preprintposted on 2023-01-10, 02:56 authored by Masud Mansuripur

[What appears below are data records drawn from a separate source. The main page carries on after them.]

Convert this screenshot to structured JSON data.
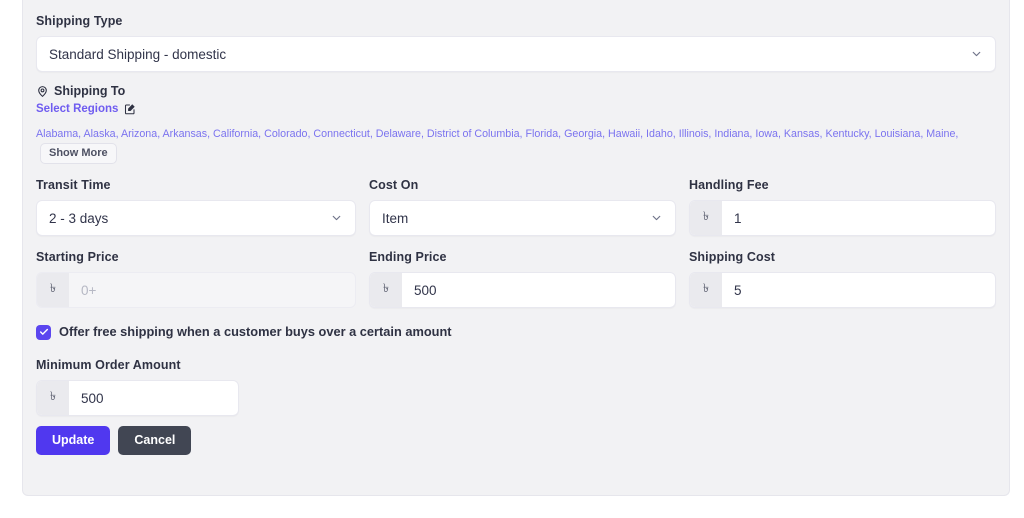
{
  "theme": {
    "panel_bg": "#f2f2f4",
    "accent": "#5038ef",
    "link": "#7b73ef",
    "cancel_bg": "#414653",
    "text": "#2f3243"
  },
  "shipping_type": {
    "label": "Shipping Type",
    "value": "Standard Shipping - domestic",
    "chevron_icon": "chevron-down-icon"
  },
  "shipping_to": {
    "pin_icon": "location-pin-icon",
    "title": "Shipping To",
    "select_regions_label": "Select Regions",
    "edit_icon": "edit-square-icon",
    "regions_text": "Alabama, Alaska, Arizona, Arkansas, California, Colorado, Connecticut, Delaware, District of Columbia, Florida, Georgia, Hawaii, Idaho, Illinois, Indiana, Iowa, Kansas, Kentucky, Louisiana, Maine,",
    "show_more_label": "Show More"
  },
  "fields": {
    "transit_time": {
      "label": "Transit Time",
      "value": "2 - 3 days",
      "chevron_icon": "chevron-down-icon"
    },
    "cost_on": {
      "label": "Cost On",
      "value": "Item",
      "chevron_icon": "chevron-down-icon"
    },
    "handling_fee": {
      "label": "Handling Fee",
      "currency": "৳",
      "value": "1",
      "placeholder": ""
    },
    "starting_price": {
      "label": "Starting Price",
      "currency": "৳",
      "value": "",
      "placeholder": "0+"
    },
    "ending_price": {
      "label": "Ending Price",
      "currency": "৳",
      "value": "500",
      "placeholder": ""
    },
    "shipping_cost": {
      "label": "Shipping Cost",
      "currency": "৳",
      "value": "5",
      "placeholder": ""
    },
    "minimum_order_amount": {
      "label": "Minimum Order Amount",
      "currency": "৳",
      "value": "500",
      "placeholder": ""
    }
  },
  "free_shipping": {
    "checked": true,
    "check_icon": "checkmark-icon",
    "label": "Offer free shipping when a customer buys over a certain amount"
  },
  "actions": {
    "update_label": "Update",
    "cancel_label": "Cancel"
  }
}
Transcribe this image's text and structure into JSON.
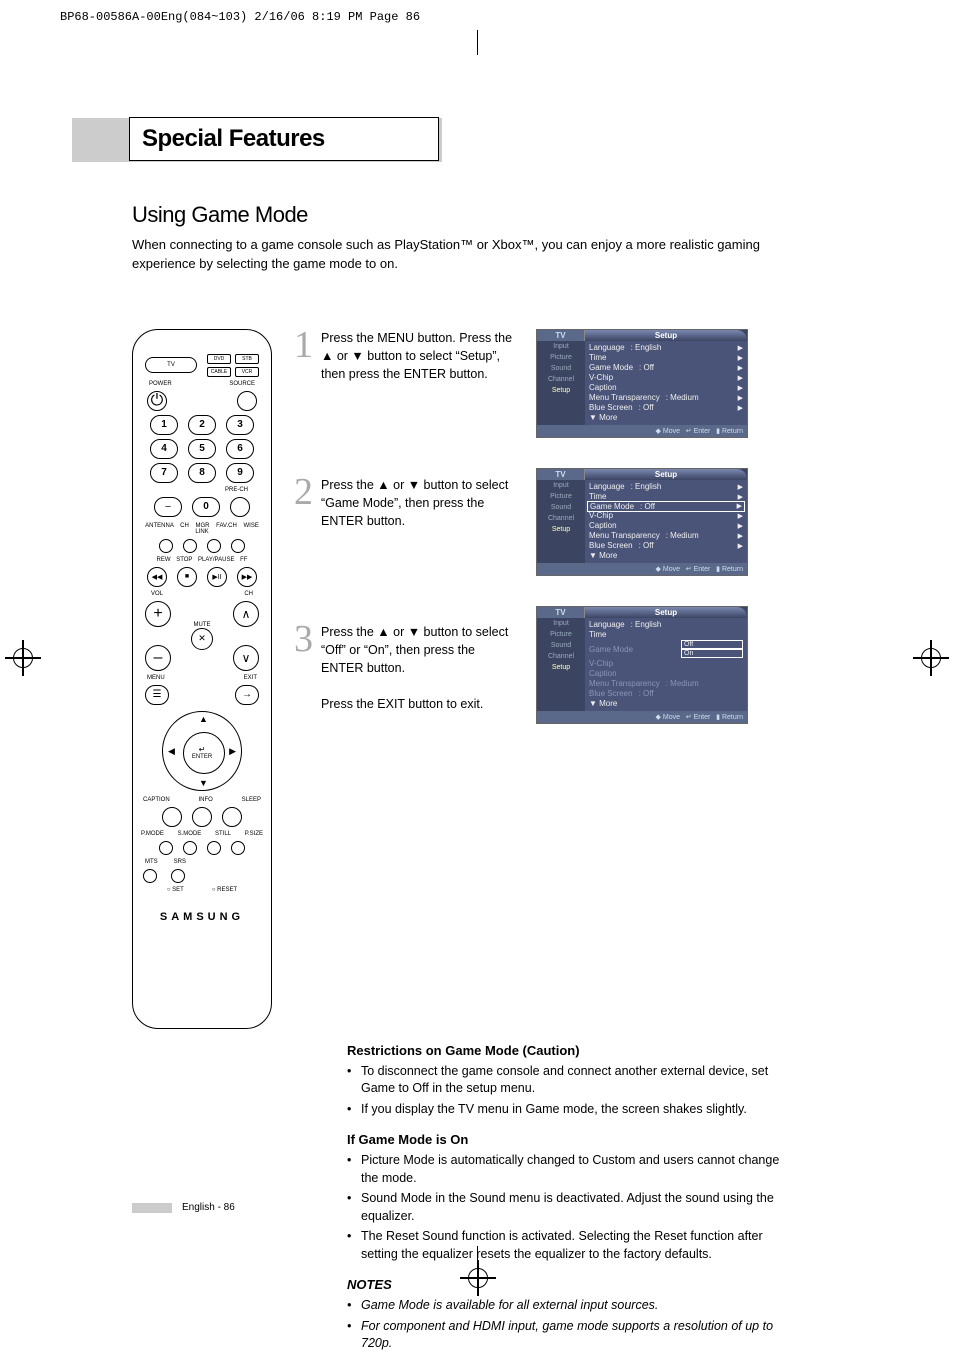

Richard Feynman's method of path integrals is based on the fundamental assumption that a system starting at a point A and arriving at a point B takes all possible paths from A to B, with each path contributing its own (complex) probability amplitude. The sum of the amplitudes over all these paths then yields the overall probability amplitude that the system starting at A would end up at B. We apply Feynman's method to several optical systems of practical interest and discuss the nuances of the method as well as instances where the predicted outcomes agree or disagree with those of classical optical theory. Examples include the properties of beam-splitters, passage of single photons through Mach-Zehnder and Sagnac interferometers, electric and magnetic dipole scattering, reciprocity, time-reversal symmetry, the optical theorem, the Ewald-Oseen extinction theorem, far field diffraction, and the two-photon interference phenomenon known as the Hong-Ou-Mandel effect.